Typologies of adolescent dating violence
To determine whether an interactive curriculum that integrates dating violence prevention with lessons on healthy relationships, sexual health, and substance use reduces physical dating violence (PDV).
Even if someone only hits you once or doesn't hurt you that badly, it is a big deal.Dating violence prevention was integrated with core lessons about healthy relationships, sexual health, and substance use prevention using interactive exercises.Relationship skills to promote safer decision making with peers and dating partners were emphasized.Much is known about the prevalence and correlates of dating violence, especially the perpetration of physical dating violence, among older adolescents.However, relatively little is known about the prevalence and correlates of the perpetration of cyber dating abuse, particularly among early adolescents.Teens often think some behaviors, like teasing and name-calling, are a “normal” part of a relationship.
However, these behaviors can become abusive and develop into more serious forms of violence.
This article describes a conceptual model of cognitive and emotional processes proposed to mediate the relation between youth exposure to family violence and teen dating violence perpetration.
Explicit beliefs about violence, internal knowledge structures, and executive functioning are hypothesized as cognitive mediators, and their potential influences upon one another are described.

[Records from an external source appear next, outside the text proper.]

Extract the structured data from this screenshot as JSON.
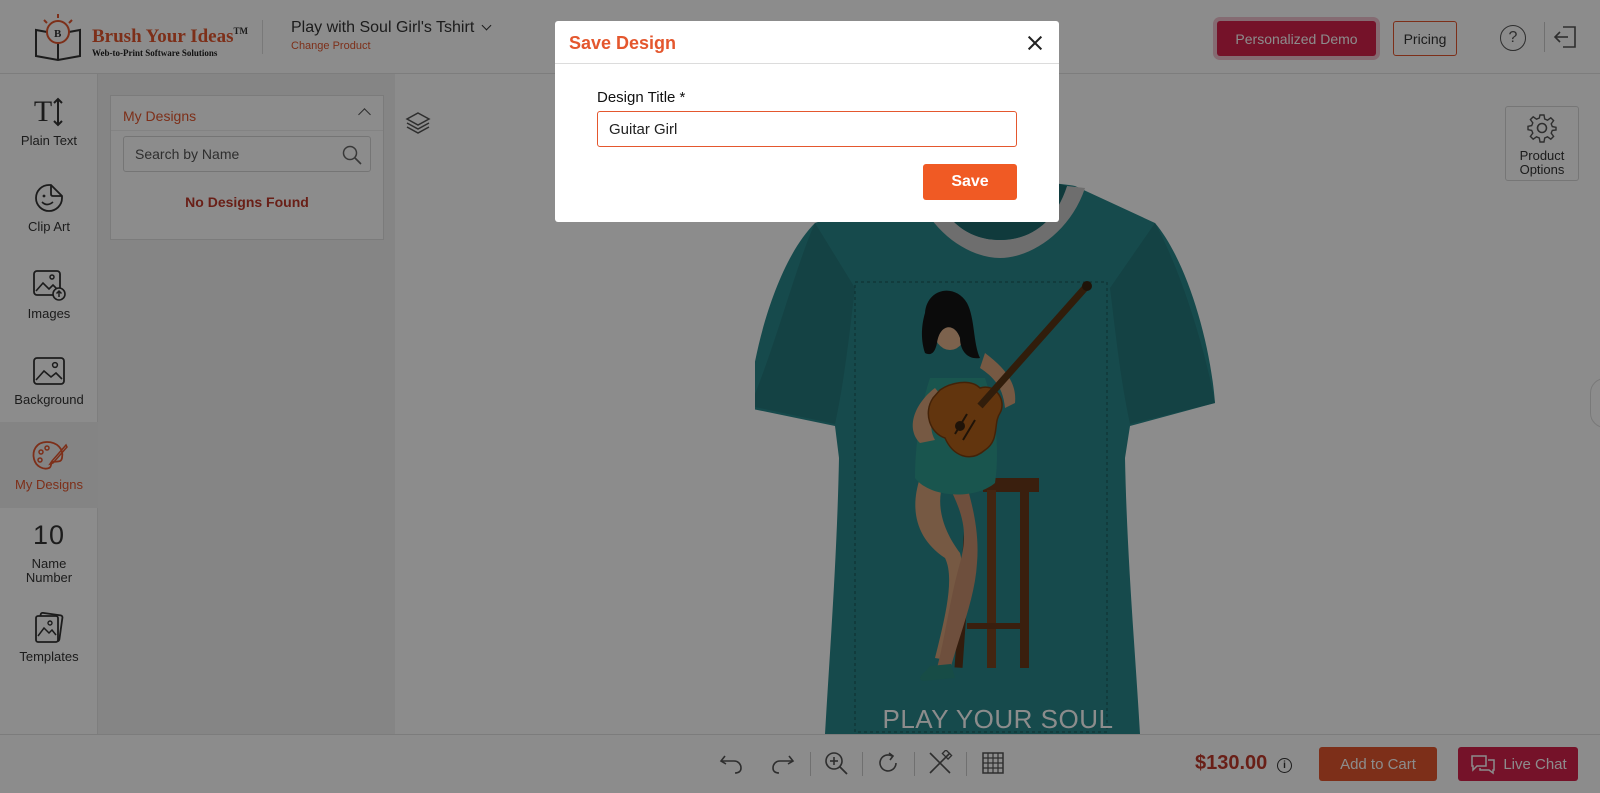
{
  "header": {
    "brand_name": "Brush Your Ideas",
    "brand_tm": "TM",
    "brand_tagline": "Web-to-Print Software Solutions",
    "product_name": "Play with Soul Girl's Tshirt",
    "change_product": "Change Product",
    "demo_label": "Personalized Demo",
    "pricing_label": "Pricing",
    "help_glyph": "?"
  },
  "sidebar": {
    "items": [
      {
        "label": "Plain Text",
        "icon": "text-icon"
      },
      {
        "label": "Clip Art",
        "icon": "clipart-icon"
      },
      {
        "label": "Images",
        "icon": "image-upload-icon"
      },
      {
        "label": "Background",
        "icon": "background-image-icon"
      },
      {
        "label": "My Designs",
        "icon": "palette-icon",
        "active": true
      },
      {
        "label": "Name Number",
        "icon": "name-number-icon"
      },
      {
        "label": "Templates",
        "icon": "templates-icon"
      }
    ],
    "text_glyph": "T",
    "number_glyph": "10"
  },
  "designs_panel": {
    "title": "My Designs",
    "search_placeholder": "Search by Name",
    "empty_message": "No Designs Found"
  },
  "canvas": {
    "product_options_label": "Product Options",
    "shirt_text": "PLAY YOUR SOUL",
    "shirt_color": "#29878a"
  },
  "footer": {
    "price": "$130.00",
    "info_glyph": "i",
    "add_to_cart": "Add to Cart",
    "live_chat": "Live Chat"
  },
  "modal": {
    "title": "Save Design",
    "field_label": "Design Title *",
    "field_value": "Guitar Girl",
    "save_label": "Save"
  },
  "colors": {
    "accent": "#e4572e",
    "demo": "#d6214c",
    "save": "#f05a24"
  }
}
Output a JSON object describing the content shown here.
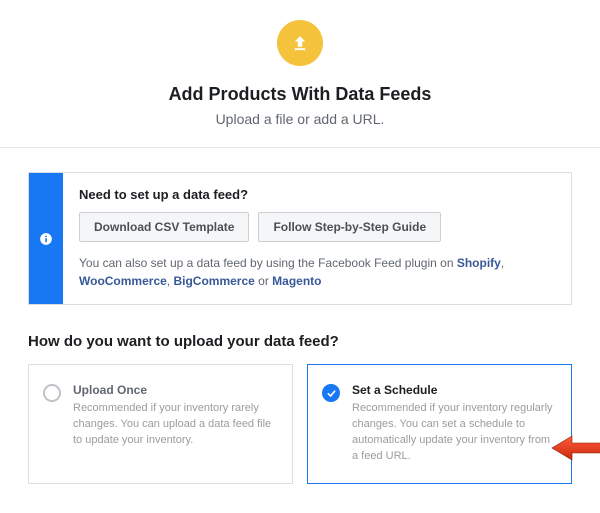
{
  "hero": {
    "title": "Add Products With Data Feeds",
    "subtitle": "Upload a file or add a URL."
  },
  "info": {
    "title": "Need to set up a data feed?",
    "buttons": {
      "download": "Download CSV Template",
      "guide": "Follow Step-by-Step Guide"
    },
    "text_prefix": "You can also set up a data feed by using the Facebook Feed plugin on ",
    "links": {
      "shopify": "Shopify",
      "woo": "WooCommerce",
      "bigcommerce": "BigCommerce",
      "magento": "Magento"
    },
    "sep_comma": ", ",
    "sep_or": " or "
  },
  "section": {
    "heading": "How do you want to upload your data feed?"
  },
  "options": {
    "once": {
      "title": "Upload Once",
      "desc": "Recommended if your inventory rarely changes. You can upload a data feed file to update your inventory."
    },
    "schedule": {
      "title": "Set a Schedule",
      "desc": "Recommended if your inventory regularly changes. You can set a schedule to automatically update your inventory from a feed URL."
    }
  }
}
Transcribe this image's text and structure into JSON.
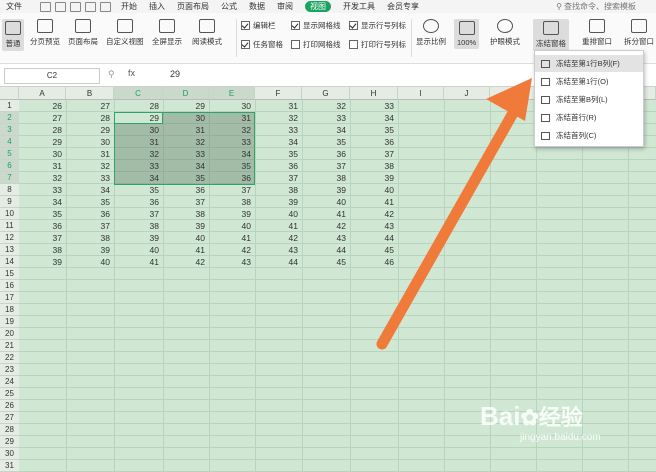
{
  "menubar": {
    "file_label": "文件",
    "tabs": [
      "开始",
      "插入",
      "页面布局",
      "公式",
      "数据",
      "审阅"
    ],
    "active_tab": "视图",
    "tabs_after": [
      "开发工具",
      "会员专享"
    ],
    "search_placeholder": "查找命令、搜索模板"
  },
  "ribbon": {
    "normal": "普通",
    "page_break_preview": "分页预览",
    "page_layout": "页面布局",
    "custom_view": "自定义视图",
    "full_screen": "全屏显示",
    "reading_mode": "阅读模式",
    "edit_bar": "编辑栏",
    "task_pane": "任务窗格",
    "show_gridlines": "显示网格线",
    "print_gridlines": "打印网格线",
    "show_headers": "显示行号列标",
    "print_headers": "打印行号列标",
    "zoom": "显示比例",
    "zoom_100": "100%",
    "eye_protection": "护眼模式",
    "freeze_panes": "冻结窗格",
    "rearrange": "重排窗口",
    "split": "拆分窗口"
  },
  "checkboxes": {
    "edit_bar": true,
    "task_pane": true,
    "show_gridlines": true,
    "print_gridlines": false,
    "show_headers": true,
    "print_headers": false
  },
  "formula_bar": {
    "name_box": "C2",
    "fx": "fx",
    "value": "29"
  },
  "columns": [
    "A",
    "B",
    "C",
    "D",
    "E",
    "F",
    "G",
    "H",
    "I",
    "J"
  ],
  "rows": [
    "1",
    "2",
    "3",
    "4",
    "5",
    "6",
    "7",
    "8",
    "9",
    "10",
    "11",
    "12",
    "13",
    "14",
    "15",
    "16",
    "17",
    "18",
    "19",
    "20",
    "21",
    "22",
    "23",
    "24",
    "25",
    "26",
    "27",
    "28",
    "29",
    "30",
    "31"
  ],
  "data": [
    [
      26,
      27,
      28,
      29,
      30,
      31,
      32,
      33
    ],
    [
      27,
      28,
      29,
      30,
      31,
      32,
      33,
      34
    ],
    [
      28,
      29,
      30,
      31,
      32,
      33,
      34,
      35
    ],
    [
      29,
      30,
      31,
      32,
      33,
      34,
      35,
      36
    ],
    [
      30,
      31,
      32,
      33,
      34,
      35,
      36,
      37
    ],
    [
      31,
      32,
      33,
      34,
      35,
      36,
      37,
      38
    ],
    [
      32,
      33,
      34,
      35,
      36,
      37,
      38,
      39
    ],
    [
      33,
      34,
      35,
      36,
      37,
      38,
      39,
      40
    ],
    [
      34,
      35,
      36,
      37,
      38,
      39,
      40,
      41
    ],
    [
      35,
      36,
      37,
      38,
      39,
      40,
      41,
      42
    ],
    [
      36,
      37,
      38,
      39,
      40,
      41,
      42,
      43
    ],
    [
      37,
      38,
      39,
      40,
      41,
      42,
      43,
      44
    ],
    [
      38,
      39,
      40,
      41,
      42,
      43,
      44,
      45
    ],
    [
      39,
      40,
      41,
      42,
      43,
      44,
      45,
      46
    ]
  ],
  "freeze_menu": {
    "items": [
      "冻结至第1行B列(F)",
      "冻结至第1行(O)",
      "冻结至第B列(L)",
      "冻结首行(R)",
      "冻结首列(C)"
    ]
  },
  "watermark": {
    "brand": "Bai",
    "brand2": "经验",
    "url": "jingyan.baidu.com"
  },
  "colors": {
    "accent": "#1aa260",
    "arrow": "#f07a3a",
    "sheet_bg": "#cfe7d3"
  }
}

Verbal abuse is often insulting and humiliating, with the abuser making fun of or ridiculing the target. It also involves the abuser taking complete control over the life of the person she or he is abusing, often by making threats or otherwise manipulating that person.
Those who are being emotionally or verbally abused are often made to feel that their perception of reality is incorrect and that their feelings are wrong and unimportant.
Control schools targeted similar objectives without training or materials.